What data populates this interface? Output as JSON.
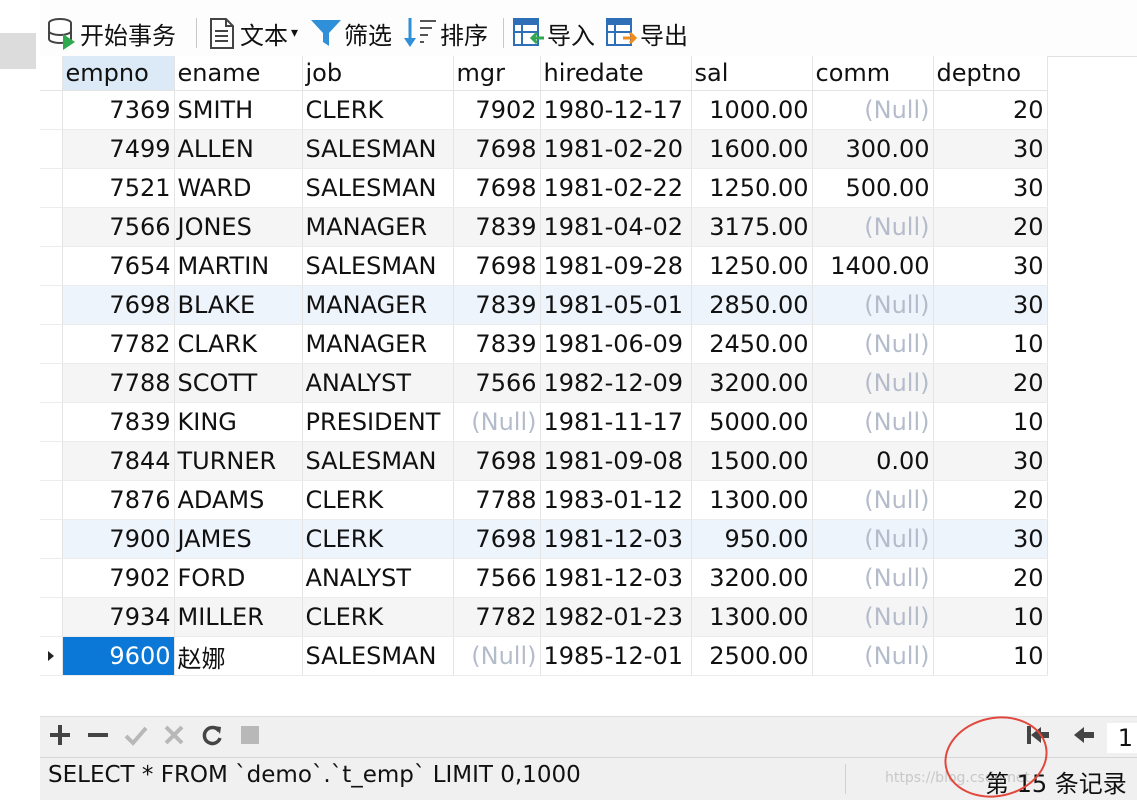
{
  "toolbar": {
    "begin_transaction": "开始事务",
    "text": "文本",
    "filter": "筛选",
    "sort": "排序",
    "import": "导入",
    "export": "导出"
  },
  "grid": {
    "columns": [
      "empno",
      "ename",
      "job",
      "mgr",
      "hiredate",
      "sal",
      "comm",
      "deptno"
    ],
    "rows": [
      [
        "7369",
        "SMITH",
        "CLERK",
        "7902",
        "1980-12-17",
        "1000.00",
        "(Null)",
        "20"
      ],
      [
        "7499",
        "ALLEN",
        "SALESMAN",
        "7698",
        "1981-02-20",
        "1600.00",
        "300.00",
        "30"
      ],
      [
        "7521",
        "WARD",
        "SALESMAN",
        "7698",
        "1981-02-22",
        "1250.00",
        "500.00",
        "30"
      ],
      [
        "7566",
        "JONES",
        "MANAGER",
        "7839",
        "1981-04-02",
        "3175.00",
        "(Null)",
        "20"
      ],
      [
        "7654",
        "MARTIN",
        "SALESMAN",
        "7698",
        "1981-09-28",
        "1250.00",
        "1400.00",
        "30"
      ],
      [
        "7698",
        "BLAKE",
        "MANAGER",
        "7839",
        "1981-05-01",
        "2850.00",
        "(Null)",
        "30"
      ],
      [
        "7782",
        "CLARK",
        "MANAGER",
        "7839",
        "1981-06-09",
        "2450.00",
        "(Null)",
        "10"
      ],
      [
        "7788",
        "SCOTT",
        "ANALYST",
        "7566",
        "1982-12-09",
        "3200.00",
        "(Null)",
        "20"
      ],
      [
        "7839",
        "KING",
        "PRESIDENT",
        "(Null)",
        "1981-11-17",
        "5000.00",
        "(Null)",
        "10"
      ],
      [
        "7844",
        "TURNER",
        "SALESMAN",
        "7698",
        "1981-09-08",
        "1500.00",
        "0.00",
        "30"
      ],
      [
        "7876",
        "ADAMS",
        "CLERK",
        "7788",
        "1983-01-12",
        "1300.00",
        "(Null)",
        "20"
      ],
      [
        "7900",
        "JAMES",
        "CLERK",
        "7698",
        "1981-12-03",
        "950.00",
        "(Null)",
        "30"
      ],
      [
        "7902",
        "FORD",
        "ANALYST",
        "7566",
        "1981-12-03",
        "3200.00",
        "(Null)",
        "20"
      ],
      [
        "7934",
        "MILLER",
        "CLERK",
        "7782",
        "1982-01-23",
        "1300.00",
        "(Null)",
        "10"
      ],
      [
        "9600",
        "赵娜",
        "SALESMAN",
        "(Null)",
        "1985-12-01",
        "2500.00",
        "(Null)",
        "10"
      ]
    ],
    "selected_row": 14,
    "selected_col": 0
  },
  "nav": {
    "page": "1"
  },
  "status": {
    "sql": "SELECT * FROM `demo`.`t_emp` LIMIT 0,1000",
    "records": "第 15 条记录",
    "watermark": "https://blog.csdn.net"
  },
  "colors": {
    "selection": "#0b78d7",
    "null_text": "#b4bccb",
    "annotation_circle": "#e2473d"
  },
  "icons": [
    "transaction-icon",
    "text-icon",
    "filter-icon",
    "sort-icon",
    "import-icon",
    "export-icon",
    "add-icon",
    "remove-icon",
    "apply-icon",
    "discard-icon",
    "refresh-icon",
    "stop-icon",
    "first-page-icon",
    "prev-page-icon"
  ]
}
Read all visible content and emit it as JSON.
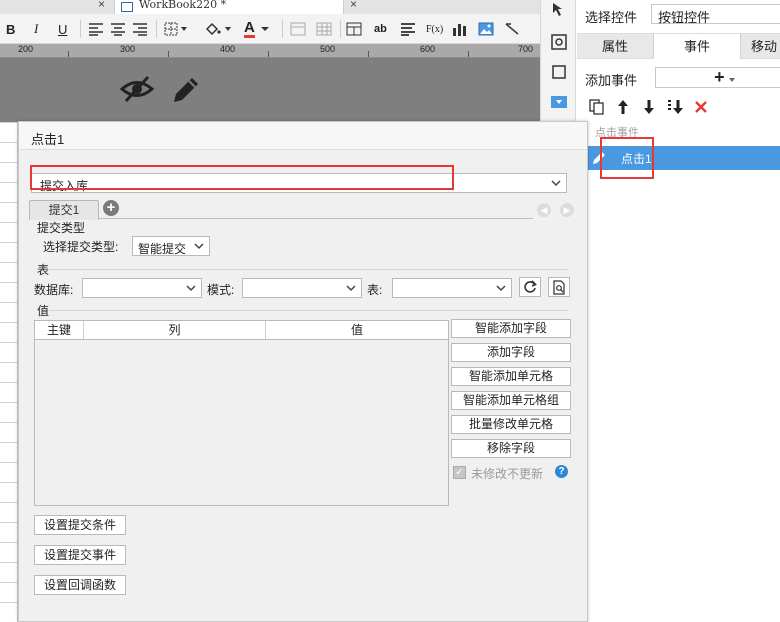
{
  "app": {
    "doc_tab_label": "WorkBook220 *",
    "tab_close": "×"
  },
  "toolbar": {
    "bold": "B",
    "italic": "I",
    "underline": "U",
    "text_a": "A",
    "text_ab": "ab",
    "formula": "F(x)"
  },
  "ruler": {
    "marks": [
      "200",
      "300",
      "400",
      "500",
      "600",
      "700"
    ]
  },
  "right_panel": {
    "select_control_label": "选择控件",
    "select_control_value": "按钮控件",
    "tabs": [
      "属性",
      "事件",
      "移动"
    ],
    "add_event_label": "添加事件",
    "add_event_plus": "+",
    "click_events_label": "点击事件",
    "event_item": "点击1"
  },
  "dialog": {
    "title": "点击1",
    "action_type": "提交入库",
    "sub_tab": "提交1",
    "submit_type_section": "提交类型",
    "select_submit_type_label": "选择提交类型:",
    "submit_type_value": "智能提交",
    "table_section": "表",
    "database_label": "数据库:",
    "database_value": "",
    "mode_label": "模式:",
    "mode_value": "",
    "table_label": "表:",
    "table_value": "",
    "values_section": "值",
    "grid_headers": [
      "主键",
      "列",
      "值"
    ],
    "side_buttons": [
      "智能添加字段",
      "添加字段",
      "智能添加单元格",
      "智能添加单元格组",
      "批量修改单元格",
      "移除字段"
    ],
    "unmodified_no_update": "未修改不更新",
    "help": "?",
    "bottom_buttons": [
      "设置提交条件",
      "设置提交事件",
      "设置回调函数"
    ]
  },
  "colors": {
    "accent": "#4a98e0",
    "highlight": "#e53935",
    "canvas": "#7f7f7f"
  }
}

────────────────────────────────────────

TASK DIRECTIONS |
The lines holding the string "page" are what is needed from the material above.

ANSWER BOX |
    "page": "1"
    "first-page-icon",
    "prev-page-icon"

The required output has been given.